Letters to the Editor
Recruiting Residents Through a Summer Medical Student Program
Two recent publications describe the shrinking number of medical students who choose psychiatry (1) or, specifically, child psychiatry (2) as a career and review potential reasons for this decrease. I would like to describe a program that seems to interest students in the rewards of a career in psychiatry. This summer program is offered to students following their first or second year of medical school.
This program provides a paid, 8-week clinical experience. All students who apply for the 3 available positions are interviewed. Selection is based upon interest in a career in one of these specialties demonstrated by past successful involvement with children and adolescents, confirmed through reference checks.

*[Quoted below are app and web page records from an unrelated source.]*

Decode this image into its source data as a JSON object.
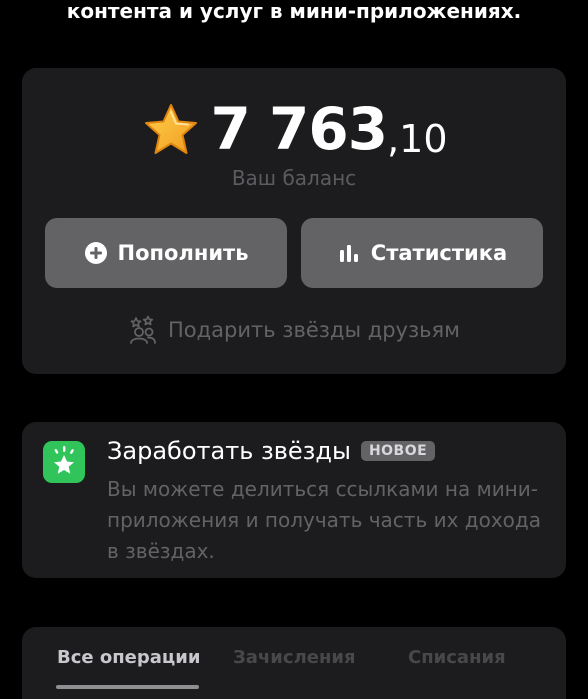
{
  "intro": {
    "tail_text": "контента и услуг в мини-приложениях."
  },
  "balance": {
    "integer": "7 763",
    "fraction": ",10",
    "caption": "Ваш баланс",
    "currency_icon": "star-icon",
    "star_color": "#f5a623"
  },
  "actions": {
    "topup_label": "Пополнить",
    "stats_label": "Статистика",
    "gift_label": "Подарить звёзды друзьям"
  },
  "earn": {
    "title": "Заработать звёзды",
    "badge": "НОВОЕ",
    "description": "Вы можете делиться ссылками на мини-приложения и получать часть их дохода в звёздах.",
    "icon_color": "#30c45a"
  },
  "tabs": {
    "items": [
      {
        "label": "Все операции",
        "active": true
      },
      {
        "label": "Зачисления",
        "active": false
      },
      {
        "label": "Списания",
        "active": false
      }
    ]
  }
}
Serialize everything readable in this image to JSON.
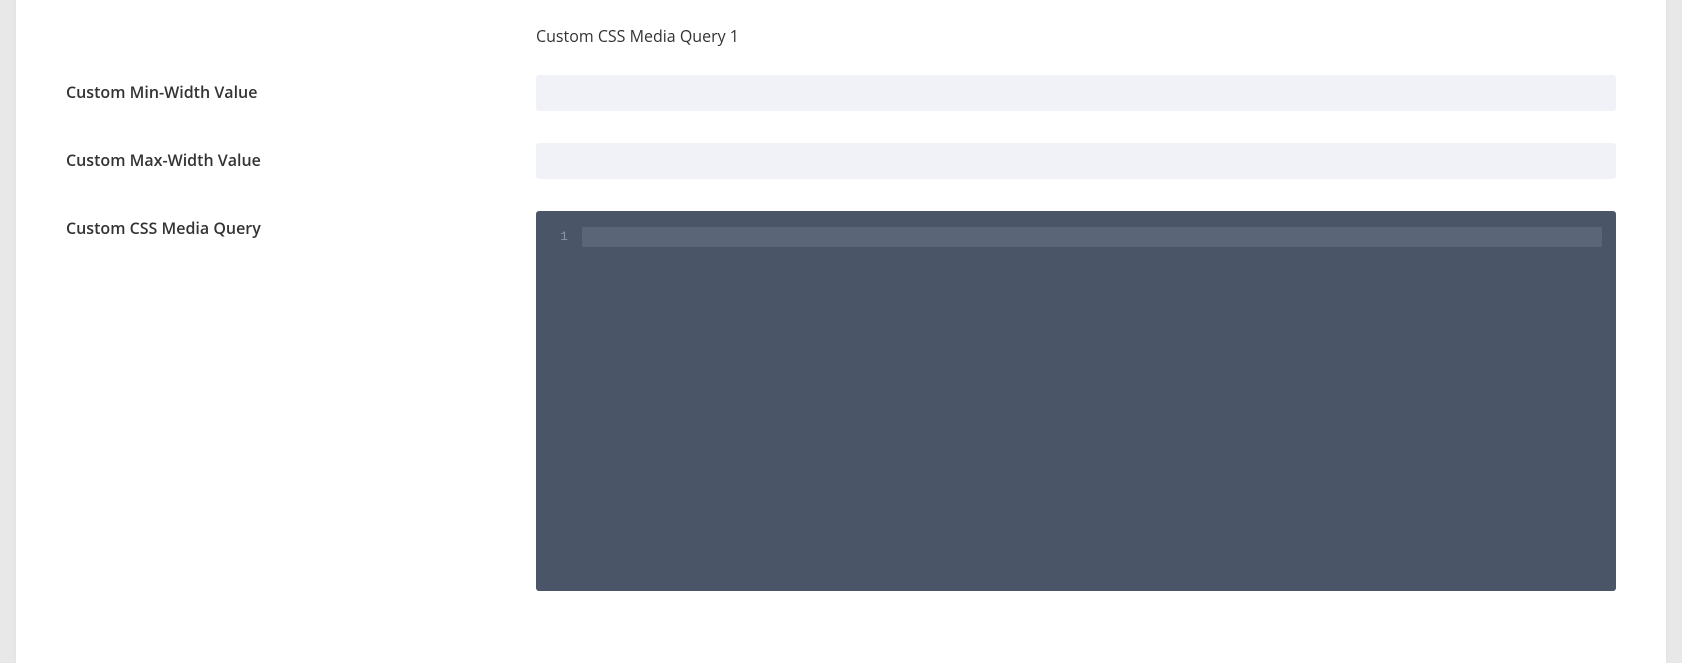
{
  "section": {
    "title": "Custom CSS Media Query 1"
  },
  "fields": {
    "min_width": {
      "label": "Custom Min-Width Value",
      "value": ""
    },
    "max_width": {
      "label": "Custom Max-Width Value",
      "value": ""
    },
    "css_query": {
      "label": "Custom CSS Media Query",
      "line_number": "1",
      "value": ""
    }
  }
}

There are 3 parts to the experience. First, students are given an extensive list of opportunities to learn about children with developmental disabilities or psychiatric disorders, or both, and also to learn about the various professionals in the multidisciplinary teams who work with these children. They are asked to take advantage of as many of these opportunities as possible and to keep a diary of their experience. In weekly meetings with the coordinator, the diaries are reviewed to ensure that students are engaged in a broad experience. The second requirement is a weekly case presentation. Students interview a child, review the file, and speak to other involved professionals. Over the course of the summer, students are expected to present 1 case from each residential clinical unit, so that by the end of the experience they have personally seen a range of problems. The final requirement is that students individually or collectively present a topic of interest at medical rounds or another suitable formal occasion. The students have an opportunity to write up a case under the direction of a medical geneticist and to do an original research project, medical peer assessment, or program evaluation project. This generally forms the basis of their presentation.
To date, of the participating students who have entered or submitted applications to enter postgraduate training (n = 10), 5 have enrolled in family medicine, and 5 have enrolled in psychiatry or pediatrics. (By contrast, when our program focused upon service delivery, there was no pattern to the summer students’ postgraduate training choice.) The students choosing family medicine are interested in rural practice and have indicated in interview that they will need more training in these areas than is available in the basic curriculum. We continue to follow up on the summer students who have not yet declared their postgraduate training choice.
1. Zikos E. Recruitment in psychiatry: “shrinking” interest? CPA Bulletin 2002;34(1):40–2.
2. Parker Z, Steele M, Junek W, Morin L, Davidson S, Fleisher W, and others. Child psychiatry in Canada: physician resources. Position statement of the Canadian Academy of Child Psychiatry, January 22, 2002.
Greta Toni Swart, PhD, MD, FRCPC